    and his three daughters.
    That maketh me a patterne of her power?
    605Ah, poore weake mayd, whose imbecility
    Is far vnable to indure these brunts.
    Oh, father Leir, how dost thou wrong thy child,
    Who alwayes was obedient to thy will!
    But why accuse I fortune and my father?
    610No, no, it is the pleasure of my God:
    And I do willingly imbrace the rod.
    King. It is no Goddesse ; for she doth complayne
    On fortune, and th'vnkindnesse of her father.
    Cord. These costly robes ill fitting my estate,
    615I will exchange for other meaner habit.
    Mum. Now if I had a Kingdome in my hands,
    I would exchange it for a milkmaids smock and petycoate,
    That she and I might shift our clothes together.
    Cord. I will betake me to my threed and Needle,
    620And earne my liuing with my fingers ends.
    Mum. O braue! God willing, though shalt haue my custome,
    By sweet S. Denis, here I sadly sweare,
    For all the shirts and night-geare that I weare.
    Cord. I will professe and vow a maydens life.
    625Mum. Thē I protest thou shalt not haue my custom.
    King. I can forbeare no longer for to speak:
    For if I do, I think my heart will breake.
    Mum. Sblood, Wil, I hope you are not in loue with my Sēpster.
    King. I am in such a laborinth of loue,
    630As that I know not which way to get out.
    Mum. You'l ne're get out, vnlessse you first get in.
    King. I prithy Iacke, crosse not my passions.
    Mum. Prithy Wil, to her, and try her patience.
    King. Thou fairest creature, whatsoere thou art,
    635That euer any mortall eyes beheld,
    Vouchsafe to me, who haue o'reheard thy woes,
    To shew the cause of these thy sad laments.
    Cor. Ah Pilgrims, what auailes to shew the cause,
    When there's no meanes to find a remedy?

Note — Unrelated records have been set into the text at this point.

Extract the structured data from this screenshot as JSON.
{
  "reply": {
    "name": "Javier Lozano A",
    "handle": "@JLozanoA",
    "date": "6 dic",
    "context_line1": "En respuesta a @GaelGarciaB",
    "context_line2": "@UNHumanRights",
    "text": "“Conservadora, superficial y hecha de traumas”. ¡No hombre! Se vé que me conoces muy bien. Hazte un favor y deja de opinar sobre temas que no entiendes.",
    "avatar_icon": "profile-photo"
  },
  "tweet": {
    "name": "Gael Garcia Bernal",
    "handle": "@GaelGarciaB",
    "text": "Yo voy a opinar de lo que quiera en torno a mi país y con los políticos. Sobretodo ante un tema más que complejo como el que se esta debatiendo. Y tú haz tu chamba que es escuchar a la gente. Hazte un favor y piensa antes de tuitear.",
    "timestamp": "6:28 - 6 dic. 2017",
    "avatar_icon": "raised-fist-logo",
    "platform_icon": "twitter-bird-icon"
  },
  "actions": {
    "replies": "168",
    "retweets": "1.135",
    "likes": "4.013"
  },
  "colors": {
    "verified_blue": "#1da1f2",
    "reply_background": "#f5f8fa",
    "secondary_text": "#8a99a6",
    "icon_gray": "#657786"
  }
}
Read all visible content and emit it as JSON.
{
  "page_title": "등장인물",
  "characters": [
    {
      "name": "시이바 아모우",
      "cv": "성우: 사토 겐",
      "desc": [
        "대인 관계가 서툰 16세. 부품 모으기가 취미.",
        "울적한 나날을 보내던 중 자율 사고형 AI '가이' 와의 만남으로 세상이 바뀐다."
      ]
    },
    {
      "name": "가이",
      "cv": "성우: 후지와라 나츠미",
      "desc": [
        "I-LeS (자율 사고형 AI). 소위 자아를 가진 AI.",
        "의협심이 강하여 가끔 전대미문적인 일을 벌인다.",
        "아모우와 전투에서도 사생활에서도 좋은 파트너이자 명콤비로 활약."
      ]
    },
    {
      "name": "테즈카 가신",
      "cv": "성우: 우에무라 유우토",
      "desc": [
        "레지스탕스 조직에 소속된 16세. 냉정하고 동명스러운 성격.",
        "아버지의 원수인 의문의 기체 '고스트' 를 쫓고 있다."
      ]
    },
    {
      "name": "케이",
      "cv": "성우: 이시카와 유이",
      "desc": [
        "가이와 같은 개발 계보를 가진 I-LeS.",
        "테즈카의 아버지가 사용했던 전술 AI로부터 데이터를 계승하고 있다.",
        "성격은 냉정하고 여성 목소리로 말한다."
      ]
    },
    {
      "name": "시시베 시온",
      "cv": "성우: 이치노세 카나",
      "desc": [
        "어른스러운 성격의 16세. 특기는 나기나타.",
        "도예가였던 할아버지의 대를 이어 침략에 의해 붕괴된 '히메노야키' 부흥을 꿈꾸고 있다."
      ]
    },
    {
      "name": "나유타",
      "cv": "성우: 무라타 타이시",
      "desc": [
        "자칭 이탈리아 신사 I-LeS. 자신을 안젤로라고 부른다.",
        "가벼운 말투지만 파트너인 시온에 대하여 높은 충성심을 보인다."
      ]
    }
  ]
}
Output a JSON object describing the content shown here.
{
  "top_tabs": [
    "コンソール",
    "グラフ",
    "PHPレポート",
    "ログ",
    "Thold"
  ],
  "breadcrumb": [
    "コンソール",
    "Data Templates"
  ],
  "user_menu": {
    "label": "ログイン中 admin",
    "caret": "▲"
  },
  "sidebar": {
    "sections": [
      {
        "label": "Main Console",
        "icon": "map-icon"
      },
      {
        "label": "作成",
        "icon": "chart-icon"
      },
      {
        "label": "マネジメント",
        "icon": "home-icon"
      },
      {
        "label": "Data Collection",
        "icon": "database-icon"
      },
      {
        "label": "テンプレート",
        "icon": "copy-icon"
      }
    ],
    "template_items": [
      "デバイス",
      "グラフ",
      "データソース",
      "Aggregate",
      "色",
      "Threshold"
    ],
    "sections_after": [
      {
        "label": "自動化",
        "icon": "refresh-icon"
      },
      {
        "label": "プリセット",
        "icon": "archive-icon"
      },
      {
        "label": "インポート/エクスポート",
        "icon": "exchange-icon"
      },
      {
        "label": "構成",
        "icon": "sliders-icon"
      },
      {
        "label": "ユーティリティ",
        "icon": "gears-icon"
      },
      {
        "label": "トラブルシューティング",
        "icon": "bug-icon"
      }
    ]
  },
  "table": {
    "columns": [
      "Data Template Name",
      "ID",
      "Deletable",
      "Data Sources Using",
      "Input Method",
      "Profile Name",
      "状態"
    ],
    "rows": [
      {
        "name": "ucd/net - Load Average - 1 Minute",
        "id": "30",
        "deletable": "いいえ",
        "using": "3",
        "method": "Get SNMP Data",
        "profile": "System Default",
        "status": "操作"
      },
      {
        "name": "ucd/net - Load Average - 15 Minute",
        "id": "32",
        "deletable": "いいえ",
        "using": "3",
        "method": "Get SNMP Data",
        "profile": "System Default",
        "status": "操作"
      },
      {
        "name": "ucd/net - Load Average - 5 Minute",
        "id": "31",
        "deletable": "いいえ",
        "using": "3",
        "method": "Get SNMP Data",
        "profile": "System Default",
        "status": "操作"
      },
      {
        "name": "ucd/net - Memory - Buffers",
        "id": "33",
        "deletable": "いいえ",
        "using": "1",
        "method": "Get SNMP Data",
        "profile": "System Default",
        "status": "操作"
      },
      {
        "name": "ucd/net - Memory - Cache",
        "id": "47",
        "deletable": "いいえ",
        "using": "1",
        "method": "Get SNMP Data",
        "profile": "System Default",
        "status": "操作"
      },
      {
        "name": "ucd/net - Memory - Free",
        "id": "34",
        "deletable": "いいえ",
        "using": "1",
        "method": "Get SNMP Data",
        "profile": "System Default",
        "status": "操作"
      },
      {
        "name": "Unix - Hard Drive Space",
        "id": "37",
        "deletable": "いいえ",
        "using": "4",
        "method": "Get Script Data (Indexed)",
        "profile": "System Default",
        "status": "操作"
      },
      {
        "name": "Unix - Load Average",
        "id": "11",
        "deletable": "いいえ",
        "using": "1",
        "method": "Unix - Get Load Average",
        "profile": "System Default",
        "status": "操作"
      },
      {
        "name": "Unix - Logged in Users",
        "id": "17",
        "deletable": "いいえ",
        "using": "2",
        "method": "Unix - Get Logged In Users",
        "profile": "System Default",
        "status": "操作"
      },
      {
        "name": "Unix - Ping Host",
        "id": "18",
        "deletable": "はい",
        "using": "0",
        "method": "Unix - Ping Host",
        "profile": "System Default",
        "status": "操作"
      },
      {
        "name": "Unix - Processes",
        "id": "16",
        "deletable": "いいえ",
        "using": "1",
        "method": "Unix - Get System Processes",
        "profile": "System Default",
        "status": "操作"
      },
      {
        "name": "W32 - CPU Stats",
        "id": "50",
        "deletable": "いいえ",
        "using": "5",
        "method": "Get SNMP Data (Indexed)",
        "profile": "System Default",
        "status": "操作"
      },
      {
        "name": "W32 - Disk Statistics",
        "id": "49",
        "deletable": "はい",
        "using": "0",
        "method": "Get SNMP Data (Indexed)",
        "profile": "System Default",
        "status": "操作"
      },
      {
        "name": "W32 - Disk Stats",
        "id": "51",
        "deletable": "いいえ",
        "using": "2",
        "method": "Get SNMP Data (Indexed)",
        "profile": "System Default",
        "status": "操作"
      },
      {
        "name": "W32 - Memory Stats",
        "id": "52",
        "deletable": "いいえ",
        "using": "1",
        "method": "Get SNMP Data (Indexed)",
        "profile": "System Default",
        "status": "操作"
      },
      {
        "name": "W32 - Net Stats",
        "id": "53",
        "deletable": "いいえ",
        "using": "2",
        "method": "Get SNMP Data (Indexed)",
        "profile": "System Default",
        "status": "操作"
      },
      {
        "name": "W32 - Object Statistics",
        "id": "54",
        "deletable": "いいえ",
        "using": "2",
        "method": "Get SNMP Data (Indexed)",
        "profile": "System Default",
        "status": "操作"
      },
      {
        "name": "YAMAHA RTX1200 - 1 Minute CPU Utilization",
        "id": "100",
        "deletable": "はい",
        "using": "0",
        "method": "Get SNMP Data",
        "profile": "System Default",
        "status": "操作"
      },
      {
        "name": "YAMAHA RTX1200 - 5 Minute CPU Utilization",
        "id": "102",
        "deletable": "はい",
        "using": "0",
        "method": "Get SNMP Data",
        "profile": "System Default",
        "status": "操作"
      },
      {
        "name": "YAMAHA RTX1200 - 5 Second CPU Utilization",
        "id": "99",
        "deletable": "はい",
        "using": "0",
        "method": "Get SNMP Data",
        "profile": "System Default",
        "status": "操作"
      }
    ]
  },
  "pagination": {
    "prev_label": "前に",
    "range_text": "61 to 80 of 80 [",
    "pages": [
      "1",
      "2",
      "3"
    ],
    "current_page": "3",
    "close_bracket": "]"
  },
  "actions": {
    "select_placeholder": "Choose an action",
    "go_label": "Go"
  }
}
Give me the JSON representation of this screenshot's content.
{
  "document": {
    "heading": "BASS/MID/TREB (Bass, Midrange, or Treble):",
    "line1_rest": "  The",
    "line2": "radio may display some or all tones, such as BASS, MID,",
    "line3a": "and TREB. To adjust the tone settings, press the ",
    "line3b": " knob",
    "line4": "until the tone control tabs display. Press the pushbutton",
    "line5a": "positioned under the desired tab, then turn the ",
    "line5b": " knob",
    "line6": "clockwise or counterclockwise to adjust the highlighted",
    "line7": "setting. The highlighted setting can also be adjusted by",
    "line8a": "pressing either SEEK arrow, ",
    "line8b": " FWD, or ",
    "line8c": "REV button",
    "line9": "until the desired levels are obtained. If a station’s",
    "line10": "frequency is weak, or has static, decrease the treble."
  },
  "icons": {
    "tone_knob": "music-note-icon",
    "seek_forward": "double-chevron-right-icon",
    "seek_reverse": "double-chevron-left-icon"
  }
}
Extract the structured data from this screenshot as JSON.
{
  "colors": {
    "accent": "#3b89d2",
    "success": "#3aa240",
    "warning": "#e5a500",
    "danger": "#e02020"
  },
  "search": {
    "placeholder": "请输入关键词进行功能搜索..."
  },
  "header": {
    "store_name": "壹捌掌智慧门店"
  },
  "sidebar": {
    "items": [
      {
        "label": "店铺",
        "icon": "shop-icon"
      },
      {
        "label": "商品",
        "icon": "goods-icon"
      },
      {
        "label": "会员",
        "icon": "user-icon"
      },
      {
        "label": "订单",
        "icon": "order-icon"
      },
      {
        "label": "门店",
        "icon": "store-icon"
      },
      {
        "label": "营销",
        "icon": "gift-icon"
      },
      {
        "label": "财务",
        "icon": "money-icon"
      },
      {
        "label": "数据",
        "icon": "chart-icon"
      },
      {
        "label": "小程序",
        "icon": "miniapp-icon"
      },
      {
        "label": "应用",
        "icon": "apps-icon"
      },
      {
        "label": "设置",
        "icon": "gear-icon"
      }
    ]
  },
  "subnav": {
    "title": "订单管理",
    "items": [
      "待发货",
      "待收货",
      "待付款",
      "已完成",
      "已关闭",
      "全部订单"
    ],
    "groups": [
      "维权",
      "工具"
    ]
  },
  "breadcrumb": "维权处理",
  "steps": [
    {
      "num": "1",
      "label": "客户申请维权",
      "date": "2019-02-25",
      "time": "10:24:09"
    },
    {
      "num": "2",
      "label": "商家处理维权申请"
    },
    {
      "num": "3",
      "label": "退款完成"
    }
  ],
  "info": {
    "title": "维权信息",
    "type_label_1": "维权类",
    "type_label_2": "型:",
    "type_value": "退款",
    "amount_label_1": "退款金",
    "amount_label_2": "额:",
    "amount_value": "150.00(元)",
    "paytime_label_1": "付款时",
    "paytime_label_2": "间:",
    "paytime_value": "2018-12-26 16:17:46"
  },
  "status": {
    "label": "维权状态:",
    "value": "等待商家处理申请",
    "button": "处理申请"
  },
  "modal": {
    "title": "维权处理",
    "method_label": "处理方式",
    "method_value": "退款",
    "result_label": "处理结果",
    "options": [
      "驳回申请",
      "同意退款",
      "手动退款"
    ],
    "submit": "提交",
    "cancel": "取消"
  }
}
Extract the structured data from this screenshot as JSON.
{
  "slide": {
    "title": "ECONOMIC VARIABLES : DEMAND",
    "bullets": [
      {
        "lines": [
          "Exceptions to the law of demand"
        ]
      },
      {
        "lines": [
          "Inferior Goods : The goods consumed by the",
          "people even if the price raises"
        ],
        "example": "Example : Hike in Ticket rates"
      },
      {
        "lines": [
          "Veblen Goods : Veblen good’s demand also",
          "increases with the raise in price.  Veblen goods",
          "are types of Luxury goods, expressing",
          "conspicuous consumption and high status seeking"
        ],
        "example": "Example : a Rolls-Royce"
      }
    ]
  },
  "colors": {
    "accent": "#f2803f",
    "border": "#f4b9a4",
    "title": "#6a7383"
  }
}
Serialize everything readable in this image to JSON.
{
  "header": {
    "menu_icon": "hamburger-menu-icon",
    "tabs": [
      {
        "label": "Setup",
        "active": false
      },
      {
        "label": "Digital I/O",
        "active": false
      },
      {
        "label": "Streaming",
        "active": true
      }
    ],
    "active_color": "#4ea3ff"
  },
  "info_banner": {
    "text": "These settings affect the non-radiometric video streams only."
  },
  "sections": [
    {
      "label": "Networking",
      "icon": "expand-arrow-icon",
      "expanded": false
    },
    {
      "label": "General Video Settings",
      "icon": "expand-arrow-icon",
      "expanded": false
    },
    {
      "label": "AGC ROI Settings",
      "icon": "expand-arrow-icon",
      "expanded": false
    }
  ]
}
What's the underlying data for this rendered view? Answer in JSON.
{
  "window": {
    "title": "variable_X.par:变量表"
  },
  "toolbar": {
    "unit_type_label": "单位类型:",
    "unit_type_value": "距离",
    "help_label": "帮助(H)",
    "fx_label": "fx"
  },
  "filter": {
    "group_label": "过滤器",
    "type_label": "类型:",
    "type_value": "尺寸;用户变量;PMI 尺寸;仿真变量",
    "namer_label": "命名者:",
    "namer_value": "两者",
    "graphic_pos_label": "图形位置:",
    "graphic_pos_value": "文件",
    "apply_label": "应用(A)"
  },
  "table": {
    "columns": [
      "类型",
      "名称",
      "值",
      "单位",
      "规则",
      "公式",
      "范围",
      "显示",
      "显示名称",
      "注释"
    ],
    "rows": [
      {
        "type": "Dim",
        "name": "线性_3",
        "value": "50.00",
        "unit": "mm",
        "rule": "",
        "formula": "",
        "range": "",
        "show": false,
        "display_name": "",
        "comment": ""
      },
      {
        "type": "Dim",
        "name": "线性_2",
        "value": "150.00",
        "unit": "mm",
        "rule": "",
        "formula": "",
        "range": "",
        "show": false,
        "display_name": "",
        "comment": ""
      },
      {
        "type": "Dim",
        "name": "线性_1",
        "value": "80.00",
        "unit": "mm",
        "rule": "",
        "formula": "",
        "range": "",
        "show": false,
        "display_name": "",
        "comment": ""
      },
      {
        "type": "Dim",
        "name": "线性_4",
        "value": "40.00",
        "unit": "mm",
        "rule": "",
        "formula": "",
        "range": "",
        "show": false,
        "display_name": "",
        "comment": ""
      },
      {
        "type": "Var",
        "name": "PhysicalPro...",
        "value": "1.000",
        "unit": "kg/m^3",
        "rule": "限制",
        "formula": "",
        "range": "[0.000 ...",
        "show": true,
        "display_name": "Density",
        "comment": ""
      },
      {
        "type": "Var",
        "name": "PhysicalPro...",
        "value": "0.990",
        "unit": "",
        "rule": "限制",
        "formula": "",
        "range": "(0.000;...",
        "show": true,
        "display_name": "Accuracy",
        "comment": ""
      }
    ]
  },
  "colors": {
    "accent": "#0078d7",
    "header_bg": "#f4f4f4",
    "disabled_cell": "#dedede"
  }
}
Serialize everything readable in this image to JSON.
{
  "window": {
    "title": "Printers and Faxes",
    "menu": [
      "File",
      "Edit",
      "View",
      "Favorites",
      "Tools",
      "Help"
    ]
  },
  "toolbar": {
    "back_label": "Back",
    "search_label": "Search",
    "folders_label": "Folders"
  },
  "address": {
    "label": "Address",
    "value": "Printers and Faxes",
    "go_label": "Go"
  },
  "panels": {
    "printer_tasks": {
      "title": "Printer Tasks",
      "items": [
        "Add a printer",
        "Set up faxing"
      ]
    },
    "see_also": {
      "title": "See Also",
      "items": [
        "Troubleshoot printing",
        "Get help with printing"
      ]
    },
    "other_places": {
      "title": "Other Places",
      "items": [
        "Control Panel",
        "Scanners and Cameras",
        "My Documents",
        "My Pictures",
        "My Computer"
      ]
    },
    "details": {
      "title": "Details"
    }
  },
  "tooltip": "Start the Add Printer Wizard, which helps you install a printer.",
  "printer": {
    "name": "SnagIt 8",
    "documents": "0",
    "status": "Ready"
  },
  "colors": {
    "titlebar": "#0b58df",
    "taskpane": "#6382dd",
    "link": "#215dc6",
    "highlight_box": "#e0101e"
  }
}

    640King. To vtter griefe, doth ease a heart o'recharg'd.
    Cor. To touch a sore, doth aggrauate the payne.
    C2 King.The